The artist duo Æ with Akila Subiyakto (ID) and Elias Graversen (BO/DK) formed in fall 2019. During their HELLERAU residency in November 2020 they worked on their first album. They spoke with Eleanor Müller and Janne Arp (HELLERAU) about their creative process and the residency.
What inspired you guys to start the band?
Elias (EG): We met through my friend who studied with Akila. At first we wrote only one song: “blind enough”. Then came the idea to make an EP*. Since I’ve been studying in Berlin, I’ve played in a lot of bands. I love the live aspect of music. But at some point I also wanted to make music as a duo and in a different style. There’s a different sense of freedom in that.
Akila (AS): For me it’s the opposite, because I used to work alone. I found it easier most of the time, and I thought that no one could understand my ideas. But because of that, you become very perfectionistic, and when someone criticized my music, I often felt like I was being personally attacked. It was very hard for me to distance myself from my work. That’s what I learned when I made music with Elias, because he knows how to compromise.
Your songs are about postcolonialism, love and sexuality. How do you connect these themes?
AS: I’m from Indonesia and I’ve been living in Germany for four years. The idea of love I grew up with in Indonesia and the idea of love here in Europe are different. In Indonesian culture, we always put “white people” above us. I was not aware of that. I felt like I was in a movie, when I went out with European men or women, somehow always put them above me. This distorted perception is a result of postcolonialism. But love has to be equal.

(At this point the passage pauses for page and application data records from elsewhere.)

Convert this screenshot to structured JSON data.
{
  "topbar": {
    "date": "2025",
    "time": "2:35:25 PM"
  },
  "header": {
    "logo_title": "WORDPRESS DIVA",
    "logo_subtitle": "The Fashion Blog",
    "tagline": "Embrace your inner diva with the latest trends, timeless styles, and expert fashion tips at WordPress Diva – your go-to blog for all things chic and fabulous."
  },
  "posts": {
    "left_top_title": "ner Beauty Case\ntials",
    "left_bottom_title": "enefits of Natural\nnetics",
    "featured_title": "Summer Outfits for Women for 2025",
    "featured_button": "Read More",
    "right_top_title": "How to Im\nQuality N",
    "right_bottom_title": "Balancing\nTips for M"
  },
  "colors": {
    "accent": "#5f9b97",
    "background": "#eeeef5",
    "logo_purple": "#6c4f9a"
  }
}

EG: My mother is Danish and my father is from Bolivia, and when you grow up you gradually become aware of these differences. There’s this huge billboard with a tall blonde model in the middle of La Paz in Bolivia, where almost nobody looks like that. And then you idolize that way of looking, and you don’t manage to see yourself anymore.
AS: We also included part of the Indonesian president’s independence speech about freedom in our song. We want to make it audible that we are liberated from colonialism and oppression, but we are still influenced by it.
I know now that I am not Indonesian, not European, I am just Akila. I think it’s good not to define myself by anything.
Are your themes also recognizable in your musical style?
EG: We originally started with crossover: R&B with some trap elements in some of our tracks. In HELLERAU we got more into indie and also some techno. I was very new to this kind of music, and I personally never thought I would ever sing over a trap beat. I think the cool thing about it all is that we’re singing about relatively unusual things that you don’t hear too often.
AS: The way Elias writes is really poetic. If you listen to pop music nowadays, the artists:inside always sing about love, sex and money. Our musical direction is like that too, but the lyrics are the exact opposite.
EG: It’s the contrast! You have this beat and two softies singing.
Fr/Sa 12./13.02.2021 Bandstand
Return of the Music Video
In cooperation with CTM and Musicboard Berlin. Supported by the Cultural Foundation of the Free State of Saxony. This measure is co-financed by tax funds on the basis of the budget passed by the Saxon state parliament.